A new pattern mouth stick. (6/435)

The motivation for the severely handicapped tetraplegic patient in using the mouth stick is quite considerable as through this simple oral aid they are able to carry out small jobs and be involved in social activities. We feel that this modified pattern mouth stick fulfils the aims which we require of it.  (+info)

Surviving the prospective payment system: potential problems and solutions to ensure quality of care. (7/435)

In response to diagnosis-related group payment systems and changing social structures, many hospital systems have created alternative discharge sites, thus shifting care to subacute units offering comprehensive inpatient programs of cost-effective restorative care. The growth in expenditures for these postacute services led to the implementation of the prospective payment system (PPS). This article discusses factors involved in calculating reimbursement and solutions to such problems as inadequate reimbursement, quality of care, and documentation requirements. For subacute care to succeed clinically and financially, a basis for collaboration between hospital-based referring physicians and subacute unit directors must be established; patient satisfaction and quality of care must be monitored closely; and a well-trained nursing staff with frequent in-service training in patient care should be employed. The reorganization tactics suggested in this article may help a subacute facility function in an efficient way at acceptable costs while maintaining high quality patient care.  (+info)
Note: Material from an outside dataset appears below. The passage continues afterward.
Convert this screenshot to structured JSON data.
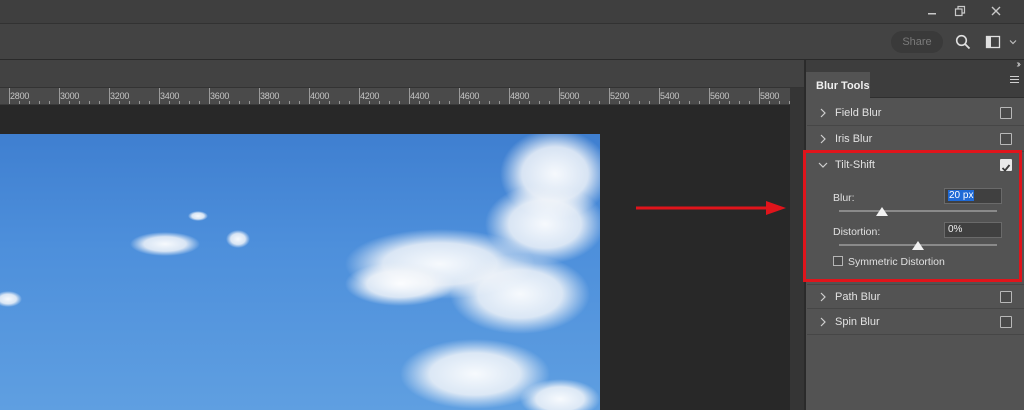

Psychosocial components of cardiac recovery and rehabilitation attendance. (8/435)

OBJECTIVE: To examine the relations between demographic factors, specific psychosocial factors, and cardiac rehabilitation attendance. DESIGN: Cohort, repeated measures design. SETTING: A large tertiary care centre in western Canada PATIENTS: 304 consecutive consenting patients discharged following acute myocardial infarction and/or coronary artery bypass graft surgery. MAIN OUTCOME MEASURES: The Jenkins self-efficacy expectation scales and activity checklists of behaviour performance for maintaining health and role resumption, modified version of the self-motivation inventory, and the shortened social support scale. RESULTS: Those who had higher role resumption behaviour performance scores at two weeks after discharge were significantly less likely to attend cardiac rehabilitation programmes. At six months after discharge, those who attended cardiac rehabilitation demonstrated higher health maintenance self-efficacy expectation and behaviour performance scores. Health maintenance self-efficacy expectation and behaviour performance improved over time. Women reported less social support but showed greater improvement in health maintenance self-efficacy expectation. Changes in self-efficacy scores were unrelated to-but changes in health maintenance behaviour performance scores were strongly associated with-cardiac rehabilitation attendance. CONCLUSIONS: Cardiac patients and practitioners may have misconceptions about the mandate and potential benefits of rehabilitation programmes. Patients who resumed role related activities early and more completely apparently did not see the need to "rehabilitate" while those who attended cardiac rehabilitation programmes enhanced their secondary prevention behaviours.  (+info)